If that husband is such a great guy, get him in the kitchen. Sit down and plan what the two of you really want---he might not want a six-course dinner, which is fine, because you don't either. Get the kids involved. By now some of them are at that stage where they want to show off what they can do "all by myself," and you know that even though you hate your daughter's taste in music, she did make killer stuffing last Thanksgiving. And your son makes a great omelet for Christmas morning. Then there's your sister who loves to chat, so put her to work while you listen to her endless monologue.
Electronic help is great too---use a PDA or the family computer to keep a list of recipes and ingredients. There are many great, sometimes free, computer programs available.
2. O: Oh-No
Let's face it. You'll make mistakes. The sugar cookies will burn. You can always "eat" your mistakes and try again---just don't try a new recipe for the first time Christmas Day. In fact, plan for your mistakes. That's right. Most of us spend so much time agonizing over avoiding mistakes we forget that they are going to happen anyway, and not necessarily at our hands. So your best girlfriend Susan brought over deviled ham instead of double chocolate cake...there's a reason we have bakeries, right? Just cheerfully accept the mistake and move on. People can get over a slightly too well-done roast, but they will be downright uncomfortable if you spend the entire dinner moaning about it.
3. L: Love
You know Christmas is the season of love, and you can have as much fun with take-out pizza as you can with an elegant dinner if the company is right. One sure way to recapture love is to bake cookies together. There's nothing like the sight of kids rolling dough and decorating their works of art.
4. L: Let It Be
Sorry for the Paul McCartney overtones, but once you have your plan in place, stick to it---that doesn't mean you can't compromise slightly. Agonizing over turkey versus tofu causes you to lose your appetite, and is as harmful to your cooking as disorganization. Sticking to a decision and keeping your plan, no matter what everyone else thinks, gives you peace of mind.
5. Y: You
Remember that there will be stress around the holidays, but that your mind can choose not to give in. You can choose to refuse another beer because "I'm frazzled" or avoid inviting people you really can't stand just because your mind thinks you have an obligation to be popular and kill yourself feeding 25 people. You can throw snowballs, or, if you live in California, go throw some water on the wildfires...just take your mind off your cooking. You'll rediscover just why it is you're cooking and what you love about Christmas.
So that's your H-O-L-L-Y for a happy holiday. And when all else fails, there's chocolate.
About The Author
Copyright Kristin Johnson.

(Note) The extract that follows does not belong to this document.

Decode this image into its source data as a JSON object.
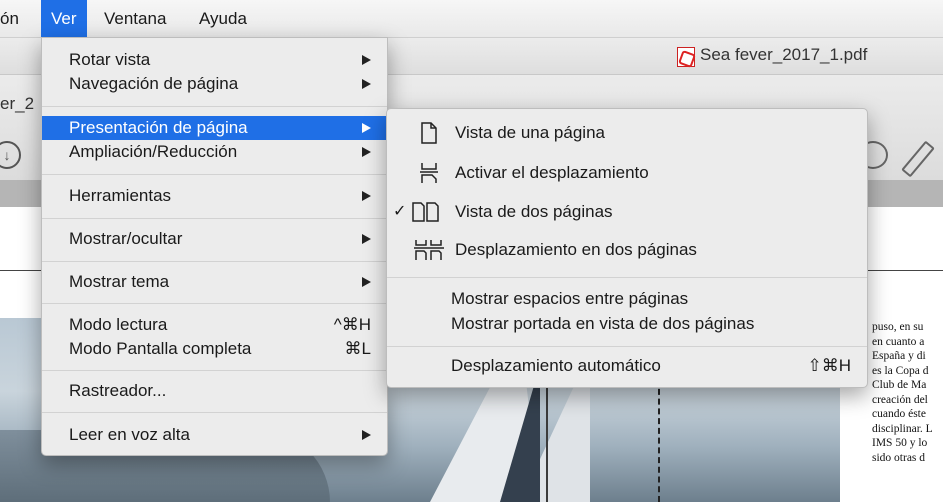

Kristin Johnson is co-author of the “highly recommended” Midwest Book Review pick, Christmas Cookies Are For Giving: Stories, Recipes and Tips for Making Heartwarming Gifts (ISBN: 0-9723473-9-9). A downloadablemedia kit is available at our Web site, www.christmascookiesareforgiving.com, or e-mail the publisher (firstname.lastname@example.org) to receive a printed media kit and sample copy of the book. More articles available at www.bakingchristmascookies.com.